▸ **ACTIVITY**
Copy the data as given. No line may be skipped.
*** GIVEN RECORDS ***
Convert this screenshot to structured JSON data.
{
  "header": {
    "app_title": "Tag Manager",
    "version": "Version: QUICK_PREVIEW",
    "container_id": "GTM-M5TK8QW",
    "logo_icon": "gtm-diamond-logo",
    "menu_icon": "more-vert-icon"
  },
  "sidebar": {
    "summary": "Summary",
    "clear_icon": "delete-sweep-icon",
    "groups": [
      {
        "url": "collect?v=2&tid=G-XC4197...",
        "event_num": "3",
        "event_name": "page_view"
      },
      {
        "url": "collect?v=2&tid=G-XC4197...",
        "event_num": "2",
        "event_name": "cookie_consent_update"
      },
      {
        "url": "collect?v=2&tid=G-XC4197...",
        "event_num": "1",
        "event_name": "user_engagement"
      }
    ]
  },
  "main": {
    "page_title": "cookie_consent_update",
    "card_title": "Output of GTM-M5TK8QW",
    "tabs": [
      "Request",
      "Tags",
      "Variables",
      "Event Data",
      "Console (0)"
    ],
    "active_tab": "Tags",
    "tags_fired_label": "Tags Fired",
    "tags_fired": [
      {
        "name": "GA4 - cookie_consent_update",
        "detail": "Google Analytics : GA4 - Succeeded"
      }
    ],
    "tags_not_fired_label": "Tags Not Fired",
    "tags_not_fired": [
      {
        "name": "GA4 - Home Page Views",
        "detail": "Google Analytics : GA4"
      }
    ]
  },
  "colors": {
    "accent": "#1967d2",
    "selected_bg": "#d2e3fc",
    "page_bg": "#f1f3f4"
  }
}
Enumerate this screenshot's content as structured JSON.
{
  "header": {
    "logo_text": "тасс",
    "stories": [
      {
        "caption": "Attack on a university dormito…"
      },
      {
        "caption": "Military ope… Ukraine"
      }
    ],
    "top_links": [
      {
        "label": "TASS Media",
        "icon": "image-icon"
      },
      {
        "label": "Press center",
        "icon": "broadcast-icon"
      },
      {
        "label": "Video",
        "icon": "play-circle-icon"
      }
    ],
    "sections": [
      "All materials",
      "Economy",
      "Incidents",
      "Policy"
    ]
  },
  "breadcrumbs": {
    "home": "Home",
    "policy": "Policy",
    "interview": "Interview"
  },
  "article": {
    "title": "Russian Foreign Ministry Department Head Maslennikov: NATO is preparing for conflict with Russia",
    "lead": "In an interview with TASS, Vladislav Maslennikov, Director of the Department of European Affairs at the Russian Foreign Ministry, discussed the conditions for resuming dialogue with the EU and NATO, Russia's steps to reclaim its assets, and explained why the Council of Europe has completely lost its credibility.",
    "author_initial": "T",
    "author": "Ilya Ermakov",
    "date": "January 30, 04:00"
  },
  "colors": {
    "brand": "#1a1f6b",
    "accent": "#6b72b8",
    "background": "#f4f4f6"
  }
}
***
▸ **EXERCISE SOLUTION**
Convert this screenshot to structured JSON data.
{
  "header": {
    "app_title": "Tag Manager",
    "version": "Version: QUICK_PREVIEW",
    "container_id": "GTM-M5TK8QW",
    "logo_icon": "gtm-diamond-logo",
    "menu_icon": "more-vert-icon"
  },
  "sidebar": {
    "summary": "Summary",
    "clear_icon": "delete-sweep-icon",
    "groups": [
      {
        "url": "collect?v=2&tid=G-XC4197...",
        "event_num": "3",
        "event_name": "page_view"
      },
      {
        "url": "collect?v=2&tid=G-XC4197...",
        "event_num": "2",
        "event_name": "cookie_consent_update"
      },
      {
        "url": "collect?v=2&tid=G-XC4197...",
        "event_num": "1",
        "event_name": "user_engagement"
      }
    ]
  },
  "main": {
    "page_title": "cookie_consent_update",
    "card_title": "Output of GTM-M5TK8QW",
    "tabs": [
      "Request",
      "Tags",
      "Variables",
      "Event Data",
      "Console (0)"
    ],
    "active_tab": "Tags",
    "tags_fired_label": "Tags Fired",
    "tags_fired": [
      {
        "name": "GA4 - cookie_consent_update",
        "detail": "Google Analytics : GA4 - Succeeded"
      }
    ],
    "tags_not_fired_label": "Tags Not Fired",
    "tags_not_fired": [
      {
        "name": "GA4 - Home Page Views",
        "detail": "Google Analytics : GA4"
      }
    ]
  },
  "colors": {
    "accent": "#1967d2",
    "selected_bg": "#d2e3fc",
    "page_bg": "#f1f3f4"
  }
}
Enumerate this screenshot's content as structured JSON.
{
  "header": {
    "logo_text": "тасс",
    "stories": [
      {
        "caption": "Attack on a university dormito…"
      },
      {
        "caption": "Military ope… Ukraine"
      }
    ],
    "top_links": [
      {
        "label": "TASS Media",
        "icon": "image-icon"
      },
      {
        "label": "Press center",
        "icon": "broadcast-icon"
      },
      {
        "label": "Video",
        "icon": "play-circle-icon"
      }
    ],
    "sections": [
      "All materials",
      "Economy",
      "Incidents",
      "Policy"
    ]
  },
  "breadcrumbs": {
    "home": "Home",
    "policy": "Policy",
    "interview": "Interview"
  },
  "article": {
    "title": "Russian Foreign Ministry Department Head Maslennikov: NATO is preparing for conflict with Russia",
    "lead": "In an interview with TASS, Vladislav Maslennikov, Director of the Department of European Affairs at the Russian Foreign Ministry, discussed the conditions for resuming dialogue with the EU and NATO, Russia's steps to reclaim its assets, and explained why the Council of Europe has completely lost its credibility.",
    "author_initial": "T",
    "author": "Ilya Ermakov",
    "date": "January 30, 04:00"
  },
  "colors": {
    "brand": "#1a1f6b",
    "accent": "#6b72b8",
    "background": "#f4f4f6"
  }
}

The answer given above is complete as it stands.